I can’t think of a person I know that wouldn’t enjoy opening a friendly letter. A thoughtful gesture and sweetly appreciated, letter writing is becoming a lost art. Email, texting and social media are taking its place but not replacing it. It’s still unique and heart-warming to tear open an envelope and hold a letter in your hand.
My campers consistently enjoy writing letters! I haven’t had a single camper that couldn’t think of someone to write to. Grandparents, cousins, friends far away, friends close by, Mom, Dad, sibling. They can always think of someone.
This prompt can certainly be written ANY time of year, but what better time to write a letter to a valued person than on Valentine’s Day!
To get a full understanding on how I conduct each writing lesson you may want to read the Writing Prompts Introduction post. The lesson outlined below (and all other prompts posted) will make more sense and be easier to follow and use. Here’s the lined paper I use for Grades K-2 and Grades 2-7
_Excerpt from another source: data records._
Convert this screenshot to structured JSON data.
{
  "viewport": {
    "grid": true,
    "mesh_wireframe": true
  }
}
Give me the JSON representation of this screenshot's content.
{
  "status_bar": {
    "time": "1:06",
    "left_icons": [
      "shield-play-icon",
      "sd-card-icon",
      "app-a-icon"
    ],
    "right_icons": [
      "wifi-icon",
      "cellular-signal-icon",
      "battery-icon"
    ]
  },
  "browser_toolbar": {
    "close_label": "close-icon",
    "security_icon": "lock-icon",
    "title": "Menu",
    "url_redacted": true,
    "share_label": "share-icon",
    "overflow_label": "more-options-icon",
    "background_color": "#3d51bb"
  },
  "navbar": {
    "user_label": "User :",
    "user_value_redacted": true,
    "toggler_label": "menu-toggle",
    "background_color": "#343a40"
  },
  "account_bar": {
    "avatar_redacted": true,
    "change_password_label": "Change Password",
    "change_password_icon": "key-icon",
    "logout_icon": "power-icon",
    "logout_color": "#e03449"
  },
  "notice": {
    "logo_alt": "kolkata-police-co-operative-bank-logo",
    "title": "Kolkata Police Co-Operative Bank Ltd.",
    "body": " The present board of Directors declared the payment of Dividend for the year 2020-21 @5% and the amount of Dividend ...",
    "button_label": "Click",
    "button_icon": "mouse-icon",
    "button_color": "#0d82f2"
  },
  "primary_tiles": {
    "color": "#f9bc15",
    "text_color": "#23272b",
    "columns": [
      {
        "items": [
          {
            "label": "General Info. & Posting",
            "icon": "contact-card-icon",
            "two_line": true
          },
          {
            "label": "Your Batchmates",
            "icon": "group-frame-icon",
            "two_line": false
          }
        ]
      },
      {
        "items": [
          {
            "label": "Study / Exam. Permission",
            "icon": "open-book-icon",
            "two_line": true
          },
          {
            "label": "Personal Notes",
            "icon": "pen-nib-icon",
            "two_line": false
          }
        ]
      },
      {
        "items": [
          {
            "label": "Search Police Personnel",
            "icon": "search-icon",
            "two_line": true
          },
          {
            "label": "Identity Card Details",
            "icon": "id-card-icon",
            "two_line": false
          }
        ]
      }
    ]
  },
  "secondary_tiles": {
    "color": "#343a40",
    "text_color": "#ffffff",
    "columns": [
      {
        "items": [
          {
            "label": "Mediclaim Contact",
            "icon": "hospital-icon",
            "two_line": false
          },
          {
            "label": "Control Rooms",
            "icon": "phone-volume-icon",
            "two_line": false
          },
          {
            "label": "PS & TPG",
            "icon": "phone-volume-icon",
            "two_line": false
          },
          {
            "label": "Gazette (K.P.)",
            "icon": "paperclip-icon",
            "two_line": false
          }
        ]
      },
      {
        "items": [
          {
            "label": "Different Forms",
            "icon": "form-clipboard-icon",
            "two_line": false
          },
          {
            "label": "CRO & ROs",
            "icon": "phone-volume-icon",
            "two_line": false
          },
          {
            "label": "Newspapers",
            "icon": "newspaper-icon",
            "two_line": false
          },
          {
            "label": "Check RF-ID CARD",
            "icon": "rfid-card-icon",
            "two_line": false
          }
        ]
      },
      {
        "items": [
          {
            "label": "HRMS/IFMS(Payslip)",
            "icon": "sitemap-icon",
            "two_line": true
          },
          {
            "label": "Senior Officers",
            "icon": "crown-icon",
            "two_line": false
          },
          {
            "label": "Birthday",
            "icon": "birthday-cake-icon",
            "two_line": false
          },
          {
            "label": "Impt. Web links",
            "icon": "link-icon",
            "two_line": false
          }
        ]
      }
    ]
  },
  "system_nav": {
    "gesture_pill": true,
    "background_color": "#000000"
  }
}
Here are the steps for this lesson!
- Tell the students the storyline: “You’re going to write a friendly letter to anyone you care about.”
- Explain to them that asking questions is an integral part of letter writing. It expresses interest in the other person and also elicits a response letter for continued dialogue. Have the students think of questions they can ask the person in their letter.
Now to write!
3. Begin by writing the date on the first line on the right side of the page.
4. Skip a line.
5. Write the greeting on the 3rd line, left side (Dear Capital Letters and a comma).
6. Skip a line.
7. Write the introductory paragraph on the next line, left side. In your own words, write, “Hello! How are you?” and ask 1-3 questions.
8. Write the main idea and purpose of the letter. “In your own words, write: “I wanted to write a letter to wish you a Happy Valentine’s Day!” Tell the person why they’re important to you.
9. Write a short story about a time you were with the person. “Do you remember when…? It made me laugh so hard…
10. Write the conclusion that wishes the friend well, “I hope you’re doing well, I can’t wait to see you again…
11. Write the salutation under the body of the letter and centered. Your Friend, Your Buddy, Your Neighbor, Your Daughter etc.
12. Write your name UNDER the salutation.
For the border, the students can add any one or more of the Valentine’s Day art accents. Also, have the children put a stamp on an envelope and write their name where the return address belongs. The children take it home. The parents decide whether or not they can send it. I’ve found that putting the stamp on the envelope increases the chances of the letter being sent a GREAT DEAL!
Here are some examples of students’ Valentine’s Day letters:
GAMES that we played following this lesson: